    One note however: Cashner has the second highest fWAR among Padres starting pitchers, at 1.2; Stults is No. 1 at 2.6. http://www.fangraphs.com/leaders.aspx?pos=all&stats=sta&lg=all&qual=0&type=8&season=2013&month=0&season1=2013&ind=0&team=29&rost=0&age=0&filter=&players=0

    • Geoff Hancock

      Stults has him beat in ERA+ as well. Though right now, if the Padres had to win one game, I think I go Cash.

      • Lonnie Brownell

        I’d probably go with Cash or Ross (I like the four-letter words). Ross has a 1.0 WAR in only 8 starts (and a few relief appearances) vs. Cash’s 1.2 in 20–being a cumulative stat, that’s kind of impressive.

        Boss Ross also is ahead of The Deer Hunter in xFip (No. 1 and No. 2 on the staff). Baseball-reference has Ross at the top of the whole staff in ERA+, too–but he’s a hybrid SP/RP, so maybe that’s why he’s not on your list.

        And Stults? Not a bad choice, really.

        Can we start next season already?

      • Geoff Hancock

        Is it crazy to be optimistic about the pitching staff next year with Ross, Cashner, Kennedy, Luebke, Erlin, Wieland, Smith? Seems like they could cobble together a pretty solid starting 5.

        Didn’t include Ross simply due to small sample size. But can’t overlook how impressive he has been.

      • Lonnie Brownell

        Call me crazy. Then again, I’m glass-half-full full-time with this team. Even when the glass is only 1/4 full.

      • Drakos

        I’m optimistic about the staff for next year too. And throw Kelly in there as well.
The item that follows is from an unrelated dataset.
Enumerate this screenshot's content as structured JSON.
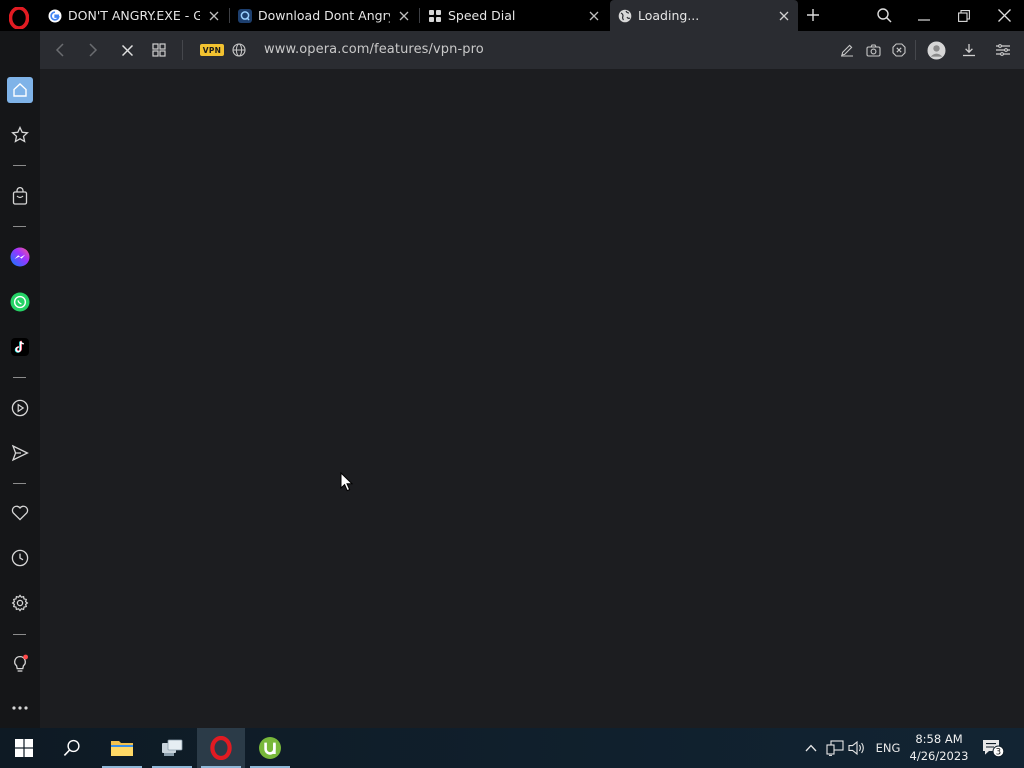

Although the pessimistic side of me keeps expecting Ross to just be a younger, cheaper Volquez. And then the optimistic side thinks that maybe the Padres can “fix” Ross and that he’s supposed to be the lesser of the Ross brothers and I get even more excited for the future.
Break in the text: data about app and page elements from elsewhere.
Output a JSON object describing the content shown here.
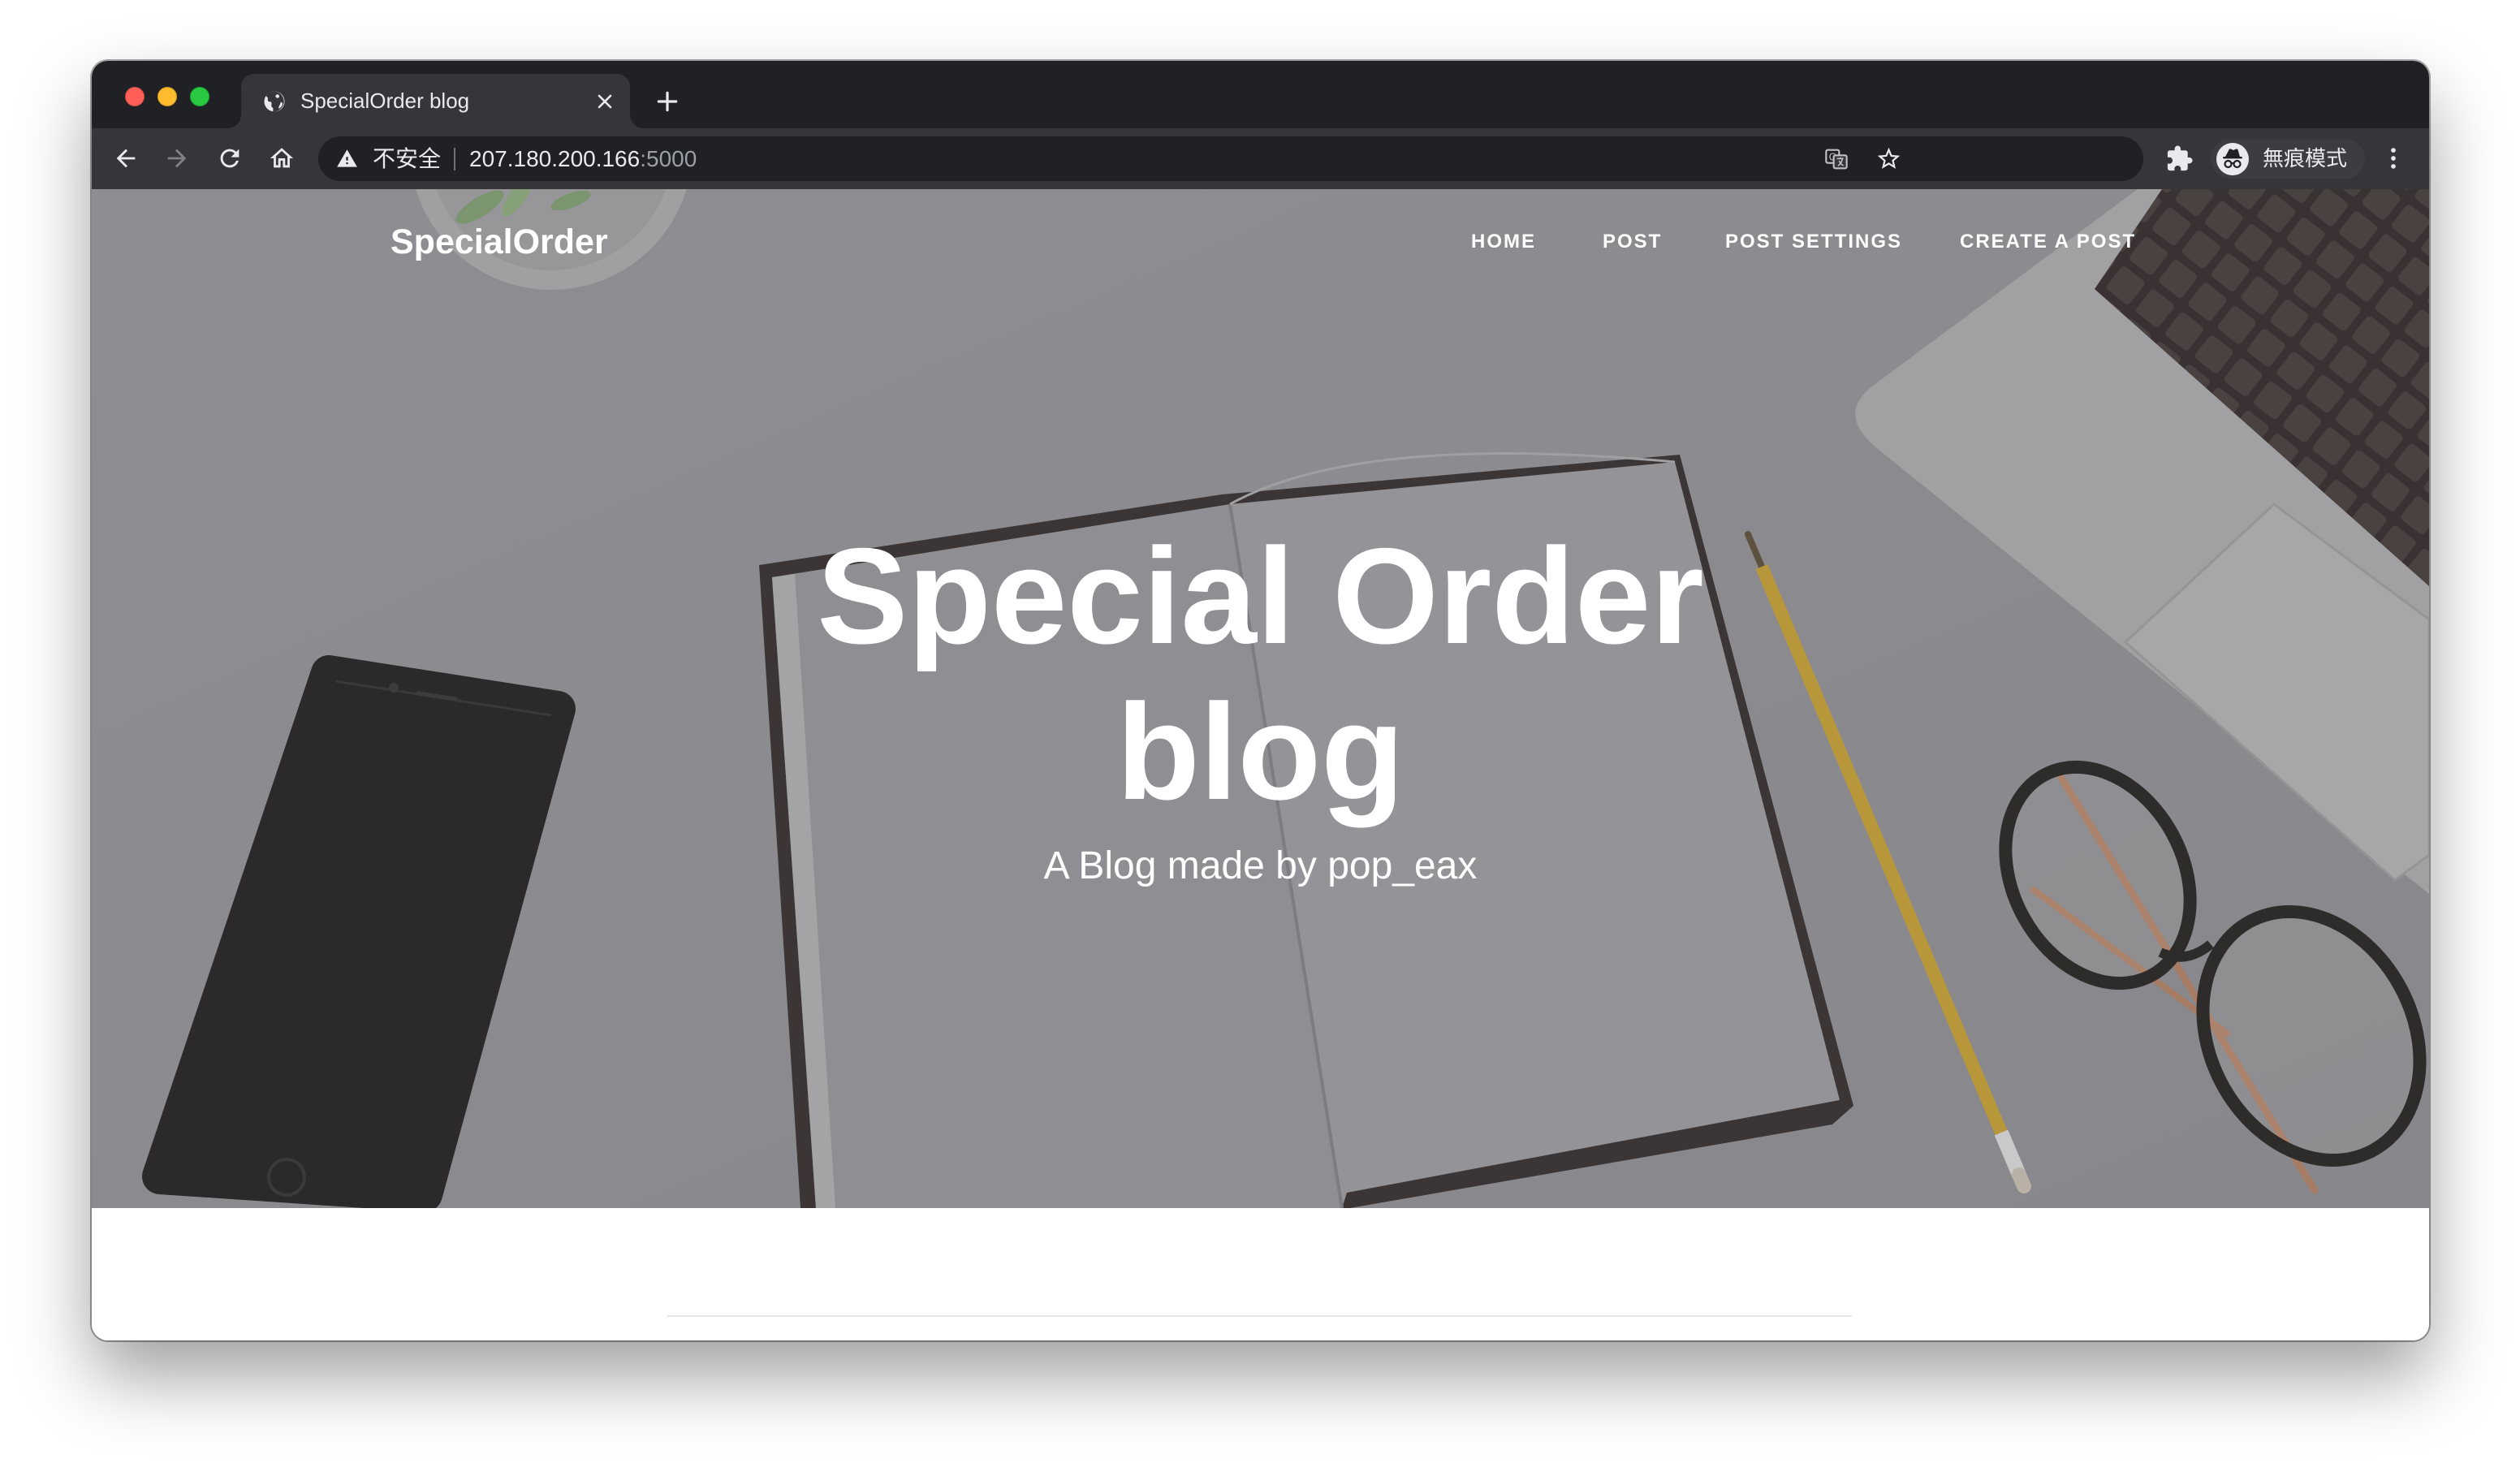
{
  "browser": {
    "traffic_lights": {
      "close_color": "#ff5f57",
      "minimize_color": "#febc2e",
      "zoom_color": "#28c840"
    },
    "tab": {
      "title": "SpecialOrder blog",
      "favicon_icon": "globe-icon",
      "close_icon": "close-icon"
    },
    "new_tab_icon": "plus-icon",
    "toolbar": {
      "back_icon": "arrow-left-icon",
      "forward_icon": "arrow-right-icon",
      "reload_icon": "reload-icon",
      "home_icon": "home-icon"
    },
    "address_bar": {
      "security_icon": "warning-icon",
      "security_label": "不安全",
      "host": "207.180.200.166",
      "port": ":5000",
      "translate_icon": "translate-icon",
      "bookmark_icon": "star-icon"
    },
    "extensions_icon": "puzzle-icon",
    "profile": {
      "icon": "incognito-icon",
      "label": "無痕模式"
    },
    "menu_icon": "more-vert-icon"
  },
  "site": {
    "brand": "SpecialOrder",
    "nav": [
      {
        "label": "HOME"
      },
      {
        "label": "POST"
      },
      {
        "label": "POST SETTINGS"
      },
      {
        "label": "CREATE A POST"
      }
    ],
    "hero": {
      "title": "Special Order blog",
      "subtitle": "A Blog made by pop_eax"
    }
  },
  "colors": {
    "frame": "#202124",
    "toolbar": "#35363a",
    "omnibox": "#202124",
    "browser_text": "#e8eaed",
    "browser_muted_text": "#9aa0a6",
    "hero_overlay": "#8b8b8f",
    "hero_text": "#ffffff",
    "divider": "#e6e6e6"
  }
}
      • Geoff Hancock

        Such is the mental anguish that is being a Padres fan.

      • Sean Dreusike

        Ross is definitely the hotter hand at the moment. So under the “right now” criteria (assuming that he’d be on normal rest and not coming off a start the day before like he would be at the moment I am typing this), I think Ross would be the guy.
        A playoff rotation of Ross, Cashner, Kennedy, Stults certainly wouldn’t be one to sneeze at. Of course we all now that “right now” the hitting and defense would not cooperate in the slightest.

      • Geoff Hancock

        It seems this year that they can’t get all facets of the game working at the same time. When they are hitting, they can’t pitch. And vice versa.

  • Sean Dreusike

    Definitely a big difference between the types of innings Cashner will be getting down the stretch and what Strasburg would have gotten had he not been shut down. You’re also talking about 2 years difference in age (Cash being older), could have a more matured body. And of course Stras was pitching in his first season following Tommy John where setbacks and additional injuries can be expected in that time frame. Cashner’s previous injuries while they should be handwaved do not indicate future injuries like that.
    I’m not sure kid gloves are warranted, but there is certainly some monitoring to be done here. However, Stras and Cash are close to being apples and oranges for comparison purposes.

    • Geoff Hancock

      The comparison isn’t perfect, no question. My concern with Cash is that he had two previous injuries that potentially could be fatigue driven. Certainly Strasburgs innings last year would have been far more high stress. But with the Padres not playing for anything, and Cashner being such an important part of future success, it seems like to much risk for little reward. That said, there appears to be a clear plan for the next 8 weeks to keep Cash going without burning him out.